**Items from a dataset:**
++++++

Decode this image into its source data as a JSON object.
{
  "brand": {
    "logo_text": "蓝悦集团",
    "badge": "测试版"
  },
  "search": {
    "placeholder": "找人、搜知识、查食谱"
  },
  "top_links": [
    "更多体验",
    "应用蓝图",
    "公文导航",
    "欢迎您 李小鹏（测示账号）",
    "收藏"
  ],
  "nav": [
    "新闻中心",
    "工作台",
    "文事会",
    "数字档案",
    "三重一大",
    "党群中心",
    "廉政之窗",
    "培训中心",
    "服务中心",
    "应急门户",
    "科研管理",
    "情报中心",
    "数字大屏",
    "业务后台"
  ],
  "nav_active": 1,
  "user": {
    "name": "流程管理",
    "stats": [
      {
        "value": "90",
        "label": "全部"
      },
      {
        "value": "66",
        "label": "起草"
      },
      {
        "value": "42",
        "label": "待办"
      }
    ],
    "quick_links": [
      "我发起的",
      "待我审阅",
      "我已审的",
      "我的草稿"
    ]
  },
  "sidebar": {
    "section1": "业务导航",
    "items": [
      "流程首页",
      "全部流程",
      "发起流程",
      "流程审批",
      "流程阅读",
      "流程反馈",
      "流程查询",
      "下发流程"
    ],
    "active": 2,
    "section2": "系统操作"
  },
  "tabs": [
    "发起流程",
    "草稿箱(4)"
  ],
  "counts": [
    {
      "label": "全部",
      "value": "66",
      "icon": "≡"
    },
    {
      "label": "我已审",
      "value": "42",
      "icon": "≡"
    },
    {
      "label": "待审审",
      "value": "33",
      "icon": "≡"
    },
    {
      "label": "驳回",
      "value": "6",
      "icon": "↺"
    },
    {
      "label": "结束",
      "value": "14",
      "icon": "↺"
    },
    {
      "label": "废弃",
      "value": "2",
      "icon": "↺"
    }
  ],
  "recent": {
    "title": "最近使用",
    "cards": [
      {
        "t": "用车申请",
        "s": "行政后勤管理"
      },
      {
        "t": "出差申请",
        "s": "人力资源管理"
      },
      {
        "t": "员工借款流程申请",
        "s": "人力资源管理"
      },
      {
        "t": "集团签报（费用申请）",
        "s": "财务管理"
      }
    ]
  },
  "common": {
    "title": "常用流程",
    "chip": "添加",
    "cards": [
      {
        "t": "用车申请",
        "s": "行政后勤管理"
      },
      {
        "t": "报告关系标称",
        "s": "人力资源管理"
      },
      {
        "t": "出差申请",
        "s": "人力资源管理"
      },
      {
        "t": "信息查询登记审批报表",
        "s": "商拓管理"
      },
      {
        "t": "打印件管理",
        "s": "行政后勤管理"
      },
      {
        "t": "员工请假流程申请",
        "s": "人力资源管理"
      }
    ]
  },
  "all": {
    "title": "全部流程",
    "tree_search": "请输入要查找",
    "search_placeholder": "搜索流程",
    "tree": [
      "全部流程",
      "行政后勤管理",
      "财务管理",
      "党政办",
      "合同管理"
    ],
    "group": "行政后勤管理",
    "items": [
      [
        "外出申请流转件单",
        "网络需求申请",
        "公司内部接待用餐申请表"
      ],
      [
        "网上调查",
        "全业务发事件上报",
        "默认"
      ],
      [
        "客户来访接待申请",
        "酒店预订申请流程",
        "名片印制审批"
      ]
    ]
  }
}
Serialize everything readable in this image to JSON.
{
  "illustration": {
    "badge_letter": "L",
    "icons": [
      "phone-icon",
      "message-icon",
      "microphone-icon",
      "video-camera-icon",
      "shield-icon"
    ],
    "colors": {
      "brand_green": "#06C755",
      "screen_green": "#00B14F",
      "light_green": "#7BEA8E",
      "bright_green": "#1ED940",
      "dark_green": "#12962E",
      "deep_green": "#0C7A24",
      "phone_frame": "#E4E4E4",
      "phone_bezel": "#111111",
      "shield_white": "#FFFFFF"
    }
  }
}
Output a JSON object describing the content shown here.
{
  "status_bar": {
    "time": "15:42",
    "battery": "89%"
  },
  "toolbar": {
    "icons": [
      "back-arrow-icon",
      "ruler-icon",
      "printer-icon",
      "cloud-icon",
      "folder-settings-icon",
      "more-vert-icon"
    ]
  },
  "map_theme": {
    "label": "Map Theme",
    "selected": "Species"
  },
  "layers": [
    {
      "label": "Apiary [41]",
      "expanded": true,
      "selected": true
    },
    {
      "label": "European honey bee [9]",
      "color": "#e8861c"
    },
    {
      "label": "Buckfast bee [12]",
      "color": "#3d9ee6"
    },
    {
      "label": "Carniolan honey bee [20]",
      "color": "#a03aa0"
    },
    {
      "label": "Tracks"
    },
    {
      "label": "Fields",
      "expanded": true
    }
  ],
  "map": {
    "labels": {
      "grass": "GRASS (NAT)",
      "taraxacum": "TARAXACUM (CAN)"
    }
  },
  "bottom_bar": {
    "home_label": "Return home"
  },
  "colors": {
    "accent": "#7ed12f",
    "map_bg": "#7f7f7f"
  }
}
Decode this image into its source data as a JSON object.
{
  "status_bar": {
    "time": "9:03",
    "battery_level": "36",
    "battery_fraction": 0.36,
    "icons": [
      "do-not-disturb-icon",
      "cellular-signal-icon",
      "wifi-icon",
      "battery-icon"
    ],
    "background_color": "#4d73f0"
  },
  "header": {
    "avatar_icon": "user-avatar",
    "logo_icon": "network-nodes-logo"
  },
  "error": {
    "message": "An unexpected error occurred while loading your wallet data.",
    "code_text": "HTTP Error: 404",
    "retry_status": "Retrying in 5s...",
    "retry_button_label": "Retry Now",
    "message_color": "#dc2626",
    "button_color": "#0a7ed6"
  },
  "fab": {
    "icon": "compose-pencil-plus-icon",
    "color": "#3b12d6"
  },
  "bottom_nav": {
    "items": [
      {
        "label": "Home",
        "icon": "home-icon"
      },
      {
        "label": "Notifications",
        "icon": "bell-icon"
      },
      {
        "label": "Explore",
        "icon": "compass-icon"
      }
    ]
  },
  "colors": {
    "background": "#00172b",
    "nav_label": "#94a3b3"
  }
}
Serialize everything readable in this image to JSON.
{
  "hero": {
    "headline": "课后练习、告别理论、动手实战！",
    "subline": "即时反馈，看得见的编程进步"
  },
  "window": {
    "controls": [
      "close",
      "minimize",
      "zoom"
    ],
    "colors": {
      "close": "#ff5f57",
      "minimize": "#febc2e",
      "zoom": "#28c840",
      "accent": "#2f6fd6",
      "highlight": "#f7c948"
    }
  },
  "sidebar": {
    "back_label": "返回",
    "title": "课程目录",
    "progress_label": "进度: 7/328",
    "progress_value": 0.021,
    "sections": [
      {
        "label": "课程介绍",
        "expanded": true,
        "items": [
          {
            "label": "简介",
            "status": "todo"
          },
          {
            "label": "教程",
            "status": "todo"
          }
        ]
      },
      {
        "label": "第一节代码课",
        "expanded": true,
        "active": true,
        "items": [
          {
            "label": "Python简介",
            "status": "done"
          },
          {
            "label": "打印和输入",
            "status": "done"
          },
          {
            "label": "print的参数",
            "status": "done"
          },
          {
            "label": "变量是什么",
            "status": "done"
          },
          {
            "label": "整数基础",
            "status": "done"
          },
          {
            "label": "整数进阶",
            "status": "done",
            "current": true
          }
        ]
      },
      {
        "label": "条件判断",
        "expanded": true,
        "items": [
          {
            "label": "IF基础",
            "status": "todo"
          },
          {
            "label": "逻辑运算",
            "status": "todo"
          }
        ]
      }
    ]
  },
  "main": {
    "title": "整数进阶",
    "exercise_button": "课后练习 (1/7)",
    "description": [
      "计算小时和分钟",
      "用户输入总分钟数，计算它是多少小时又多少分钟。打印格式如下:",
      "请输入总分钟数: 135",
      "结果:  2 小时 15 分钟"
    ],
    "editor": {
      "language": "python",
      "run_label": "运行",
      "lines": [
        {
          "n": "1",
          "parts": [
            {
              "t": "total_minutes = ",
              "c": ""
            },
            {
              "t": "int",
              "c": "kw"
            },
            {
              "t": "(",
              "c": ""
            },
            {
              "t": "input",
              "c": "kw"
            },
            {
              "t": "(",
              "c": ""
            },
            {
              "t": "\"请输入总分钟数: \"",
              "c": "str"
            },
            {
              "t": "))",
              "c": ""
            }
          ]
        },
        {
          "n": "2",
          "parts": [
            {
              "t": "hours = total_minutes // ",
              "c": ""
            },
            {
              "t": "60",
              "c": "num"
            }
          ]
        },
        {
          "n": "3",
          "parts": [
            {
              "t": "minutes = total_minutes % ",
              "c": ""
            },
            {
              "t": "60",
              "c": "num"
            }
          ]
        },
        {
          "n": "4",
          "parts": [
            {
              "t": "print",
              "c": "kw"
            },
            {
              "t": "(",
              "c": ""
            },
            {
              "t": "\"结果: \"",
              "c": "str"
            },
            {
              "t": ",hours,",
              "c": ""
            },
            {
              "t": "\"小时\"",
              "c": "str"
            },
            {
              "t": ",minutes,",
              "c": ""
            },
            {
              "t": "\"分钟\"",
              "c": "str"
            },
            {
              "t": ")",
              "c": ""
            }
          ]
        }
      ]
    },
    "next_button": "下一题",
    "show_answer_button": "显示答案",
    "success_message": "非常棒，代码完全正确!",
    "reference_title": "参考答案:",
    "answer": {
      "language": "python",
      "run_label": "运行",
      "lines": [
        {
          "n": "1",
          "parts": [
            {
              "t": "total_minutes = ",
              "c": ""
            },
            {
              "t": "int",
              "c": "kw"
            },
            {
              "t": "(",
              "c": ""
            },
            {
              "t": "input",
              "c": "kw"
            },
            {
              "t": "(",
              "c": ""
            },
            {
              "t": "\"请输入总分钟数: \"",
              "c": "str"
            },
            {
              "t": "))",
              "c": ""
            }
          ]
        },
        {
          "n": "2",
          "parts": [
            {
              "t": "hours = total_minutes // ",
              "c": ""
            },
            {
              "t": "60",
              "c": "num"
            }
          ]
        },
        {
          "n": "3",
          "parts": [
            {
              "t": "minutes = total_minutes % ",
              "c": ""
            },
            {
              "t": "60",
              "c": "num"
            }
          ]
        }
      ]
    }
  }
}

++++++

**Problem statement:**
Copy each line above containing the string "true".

**Result:**
      "expanded": true,
      "selected": true
      "expanded": true
        "expanded": true,
        "expanded": true,
        "active": true,
            "current": true
        "expanded": true,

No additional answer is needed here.